For example, here is an excerpt from COMPOST digital’s instructions:
- Visit Coil and signup.
- Go to Settings and enter the “Membership” menu item.
- Add your credit card and subscribe. It’s $5 a month.
- Download the extension for any browser of your choice.
4.3. For Maintainers ¶
Remember developers are users
An important target user base for Web Monetization is developers who want to integrate web monetization into their platforms or applications. Yet because Web Monetization and the Interledger Protocol have not yet been adopted by mainstream browsers, the user base is currently limited to those products that already incorporate these technologies. Going forward, mobile and desktop applications that support payee-payer relationships on their platforms could be potential early adoption partners if they are targeted and curated through better communication and transparency.
Design for built-in tipping
For the Web Monetization API to become more accessible, it needs support to be more directly integrated in popular browsers. As part of this integration process, browsers could use the Web Monetization API to enable tipping directly in the web browser itself by presenting a button that would allow for a tip to be sent directly to the creator of the content currently on the page.
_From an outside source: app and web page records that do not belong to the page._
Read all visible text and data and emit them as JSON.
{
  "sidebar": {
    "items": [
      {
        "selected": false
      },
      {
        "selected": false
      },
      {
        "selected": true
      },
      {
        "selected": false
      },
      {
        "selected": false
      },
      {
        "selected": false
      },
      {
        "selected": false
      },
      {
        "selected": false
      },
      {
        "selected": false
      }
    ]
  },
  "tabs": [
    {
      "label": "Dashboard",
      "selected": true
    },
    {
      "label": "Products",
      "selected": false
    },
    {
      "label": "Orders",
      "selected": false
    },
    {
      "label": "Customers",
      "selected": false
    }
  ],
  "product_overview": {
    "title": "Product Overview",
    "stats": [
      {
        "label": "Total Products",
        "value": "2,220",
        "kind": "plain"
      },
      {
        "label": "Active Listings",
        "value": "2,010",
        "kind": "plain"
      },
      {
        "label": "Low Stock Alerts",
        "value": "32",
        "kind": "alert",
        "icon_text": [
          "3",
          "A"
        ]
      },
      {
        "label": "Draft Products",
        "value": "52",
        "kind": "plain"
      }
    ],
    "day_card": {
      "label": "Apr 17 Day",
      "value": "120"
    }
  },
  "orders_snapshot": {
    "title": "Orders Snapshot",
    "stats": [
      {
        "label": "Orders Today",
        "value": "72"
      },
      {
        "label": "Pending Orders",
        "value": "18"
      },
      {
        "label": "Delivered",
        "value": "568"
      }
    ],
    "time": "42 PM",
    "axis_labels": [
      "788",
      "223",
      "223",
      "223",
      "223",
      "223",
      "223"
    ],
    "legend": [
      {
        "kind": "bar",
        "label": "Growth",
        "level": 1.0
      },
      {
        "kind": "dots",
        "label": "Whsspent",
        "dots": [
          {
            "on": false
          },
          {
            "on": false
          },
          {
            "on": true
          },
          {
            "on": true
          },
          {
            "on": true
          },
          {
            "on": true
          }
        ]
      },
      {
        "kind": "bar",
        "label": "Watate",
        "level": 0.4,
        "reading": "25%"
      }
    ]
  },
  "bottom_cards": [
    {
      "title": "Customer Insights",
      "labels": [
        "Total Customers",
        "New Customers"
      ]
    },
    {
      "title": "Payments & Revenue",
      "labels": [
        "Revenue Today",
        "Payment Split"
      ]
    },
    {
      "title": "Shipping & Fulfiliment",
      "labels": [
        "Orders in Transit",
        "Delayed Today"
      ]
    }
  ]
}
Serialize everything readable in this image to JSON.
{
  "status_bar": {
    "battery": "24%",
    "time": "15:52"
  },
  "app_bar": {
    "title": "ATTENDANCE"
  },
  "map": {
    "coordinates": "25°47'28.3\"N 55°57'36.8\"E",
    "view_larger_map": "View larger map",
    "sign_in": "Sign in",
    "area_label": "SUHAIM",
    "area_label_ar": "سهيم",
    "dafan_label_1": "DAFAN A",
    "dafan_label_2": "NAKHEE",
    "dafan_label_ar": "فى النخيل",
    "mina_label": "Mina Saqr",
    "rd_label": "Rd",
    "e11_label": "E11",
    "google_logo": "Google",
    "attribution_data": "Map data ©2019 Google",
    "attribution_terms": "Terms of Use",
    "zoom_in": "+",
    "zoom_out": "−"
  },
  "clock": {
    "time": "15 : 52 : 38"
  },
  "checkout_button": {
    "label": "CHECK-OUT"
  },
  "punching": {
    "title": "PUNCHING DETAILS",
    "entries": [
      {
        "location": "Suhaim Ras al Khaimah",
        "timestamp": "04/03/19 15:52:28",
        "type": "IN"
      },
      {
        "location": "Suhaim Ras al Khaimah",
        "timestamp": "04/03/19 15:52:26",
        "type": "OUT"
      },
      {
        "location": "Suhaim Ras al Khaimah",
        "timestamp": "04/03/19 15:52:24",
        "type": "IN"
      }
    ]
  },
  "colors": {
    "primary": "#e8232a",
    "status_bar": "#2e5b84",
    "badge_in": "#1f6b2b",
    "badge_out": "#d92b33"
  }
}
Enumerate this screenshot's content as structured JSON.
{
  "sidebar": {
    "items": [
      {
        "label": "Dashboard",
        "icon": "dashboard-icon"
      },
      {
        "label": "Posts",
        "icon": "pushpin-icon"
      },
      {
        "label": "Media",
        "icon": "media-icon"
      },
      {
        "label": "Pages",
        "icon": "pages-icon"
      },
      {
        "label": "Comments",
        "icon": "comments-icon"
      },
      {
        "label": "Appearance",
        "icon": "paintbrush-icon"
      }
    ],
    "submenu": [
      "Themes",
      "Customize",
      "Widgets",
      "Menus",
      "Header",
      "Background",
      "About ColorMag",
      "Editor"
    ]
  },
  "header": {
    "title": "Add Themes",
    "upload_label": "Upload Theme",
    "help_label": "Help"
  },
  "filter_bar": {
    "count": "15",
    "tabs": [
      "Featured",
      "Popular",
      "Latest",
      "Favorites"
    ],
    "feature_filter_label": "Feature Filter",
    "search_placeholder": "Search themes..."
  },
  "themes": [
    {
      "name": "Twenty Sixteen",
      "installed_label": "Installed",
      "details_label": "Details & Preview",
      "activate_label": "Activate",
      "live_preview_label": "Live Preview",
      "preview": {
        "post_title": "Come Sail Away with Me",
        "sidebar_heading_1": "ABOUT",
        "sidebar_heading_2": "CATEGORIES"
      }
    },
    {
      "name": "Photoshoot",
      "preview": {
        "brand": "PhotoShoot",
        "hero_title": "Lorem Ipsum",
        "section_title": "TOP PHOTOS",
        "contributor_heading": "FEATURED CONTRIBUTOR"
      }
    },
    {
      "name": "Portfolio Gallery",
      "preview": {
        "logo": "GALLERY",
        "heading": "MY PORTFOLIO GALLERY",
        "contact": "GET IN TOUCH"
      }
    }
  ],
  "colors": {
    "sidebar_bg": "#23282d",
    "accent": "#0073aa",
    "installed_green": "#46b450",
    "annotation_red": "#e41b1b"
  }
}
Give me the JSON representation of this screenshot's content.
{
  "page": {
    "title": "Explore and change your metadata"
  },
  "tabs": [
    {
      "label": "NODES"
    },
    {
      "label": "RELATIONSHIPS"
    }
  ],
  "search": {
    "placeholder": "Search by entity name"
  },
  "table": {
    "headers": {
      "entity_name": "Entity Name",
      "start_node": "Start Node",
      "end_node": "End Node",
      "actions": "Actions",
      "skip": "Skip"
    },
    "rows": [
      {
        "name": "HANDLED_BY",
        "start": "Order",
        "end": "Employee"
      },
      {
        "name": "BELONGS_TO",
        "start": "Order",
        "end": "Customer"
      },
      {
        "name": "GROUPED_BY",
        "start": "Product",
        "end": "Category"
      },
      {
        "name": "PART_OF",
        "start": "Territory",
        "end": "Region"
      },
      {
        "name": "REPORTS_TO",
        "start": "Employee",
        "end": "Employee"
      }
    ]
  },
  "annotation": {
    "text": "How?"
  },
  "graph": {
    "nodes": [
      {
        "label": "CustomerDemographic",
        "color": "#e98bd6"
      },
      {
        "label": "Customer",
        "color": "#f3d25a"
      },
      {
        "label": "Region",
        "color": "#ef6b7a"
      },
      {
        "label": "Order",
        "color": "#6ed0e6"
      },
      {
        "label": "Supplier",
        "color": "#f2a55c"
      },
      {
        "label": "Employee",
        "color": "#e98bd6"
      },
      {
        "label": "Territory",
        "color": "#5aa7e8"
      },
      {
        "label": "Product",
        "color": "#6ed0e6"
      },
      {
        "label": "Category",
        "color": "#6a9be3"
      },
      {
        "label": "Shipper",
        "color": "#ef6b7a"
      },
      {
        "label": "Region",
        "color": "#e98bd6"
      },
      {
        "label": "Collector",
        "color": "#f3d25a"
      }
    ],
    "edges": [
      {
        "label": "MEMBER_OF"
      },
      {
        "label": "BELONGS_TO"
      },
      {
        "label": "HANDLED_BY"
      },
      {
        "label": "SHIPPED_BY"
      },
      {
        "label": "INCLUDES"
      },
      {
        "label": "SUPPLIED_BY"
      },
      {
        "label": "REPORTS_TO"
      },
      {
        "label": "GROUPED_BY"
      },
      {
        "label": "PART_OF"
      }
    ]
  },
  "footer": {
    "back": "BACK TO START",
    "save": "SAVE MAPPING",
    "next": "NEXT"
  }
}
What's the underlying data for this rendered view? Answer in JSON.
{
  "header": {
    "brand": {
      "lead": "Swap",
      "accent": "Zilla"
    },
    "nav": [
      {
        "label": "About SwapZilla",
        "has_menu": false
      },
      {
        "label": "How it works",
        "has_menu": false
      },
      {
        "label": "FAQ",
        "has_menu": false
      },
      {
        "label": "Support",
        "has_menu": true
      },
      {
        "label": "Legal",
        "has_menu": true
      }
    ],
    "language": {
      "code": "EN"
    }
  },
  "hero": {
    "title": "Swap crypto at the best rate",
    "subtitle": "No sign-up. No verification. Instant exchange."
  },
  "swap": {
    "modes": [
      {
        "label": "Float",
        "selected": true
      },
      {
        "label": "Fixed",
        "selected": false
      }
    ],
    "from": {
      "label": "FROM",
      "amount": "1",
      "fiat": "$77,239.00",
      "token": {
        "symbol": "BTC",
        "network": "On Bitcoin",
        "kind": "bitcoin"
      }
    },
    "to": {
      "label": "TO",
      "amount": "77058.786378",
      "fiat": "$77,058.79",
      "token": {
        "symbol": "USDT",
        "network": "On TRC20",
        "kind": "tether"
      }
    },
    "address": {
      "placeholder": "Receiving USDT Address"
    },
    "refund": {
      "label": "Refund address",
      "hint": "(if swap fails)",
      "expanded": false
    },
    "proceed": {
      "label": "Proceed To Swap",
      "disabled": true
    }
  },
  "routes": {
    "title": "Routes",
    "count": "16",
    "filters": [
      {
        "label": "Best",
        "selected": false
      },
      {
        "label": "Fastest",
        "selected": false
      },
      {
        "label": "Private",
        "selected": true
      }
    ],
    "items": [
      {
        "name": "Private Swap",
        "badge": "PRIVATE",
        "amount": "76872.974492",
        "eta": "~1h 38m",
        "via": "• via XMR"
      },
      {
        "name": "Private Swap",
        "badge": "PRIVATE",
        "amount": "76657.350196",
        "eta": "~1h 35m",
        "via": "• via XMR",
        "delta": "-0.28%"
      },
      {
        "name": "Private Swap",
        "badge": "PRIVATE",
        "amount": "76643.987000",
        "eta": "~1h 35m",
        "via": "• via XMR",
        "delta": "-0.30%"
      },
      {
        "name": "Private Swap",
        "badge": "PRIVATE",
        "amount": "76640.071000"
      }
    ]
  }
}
This would help expand the tool’s reach and the creator’s options to receive payment. Notably, Brave Browser has a product like this that users can try today (although not very many websites currently support Brave tips at this time).
Test recommended services
During our research, we found that users had significant challenges signing up for GateHub accounts due, potentially in part, to a lack of quality assurance. The maintainers of the Web Monetization main website could help address this problem by creating a process for monitoring the quality for any of the services linked on the main webpage. Services that are unable to complete usability tests at a high standard should not be included as recommended services.
5. Conclusion ¶
Overall, our research shows that the Web Monetization API retains real interest and momentum throughout the community. The innovative tool has the potential to supplement (although not replace) advertising as a means for accessing content and paying creators on the web. In situations where this transition occurs, individual autonomy and agency will be strengthened as users – not large corporations – will be able to set their own privacy and payment preferences. Website developers will also benefit through an additional option by which they can monetize their content without relying on invasive surveillance practices. Yet despite this promising potential, significant barriers to adoption remain on behalf of both the sender and receiver of payments. Significant confusion also continues to surround the various contexts in which the Web Monetization API should or should not be used. With time, however, it is our hope that these issues will be addressed through improved documentation, quality control, and increased buy-in from major browsers. The recommendations for end-user applications planning to adopt the Web Monetization API and Interledger Protocol offered in this report are intended to be a first step in this important process.
6. Acknowledgments ¶
Thanks to Grant for the Web and Simply Secure for financial and organizational support of this project. Our gratitude also goes out to all workshop participants and interviewees for sharing their expert analysis, insight, and experience.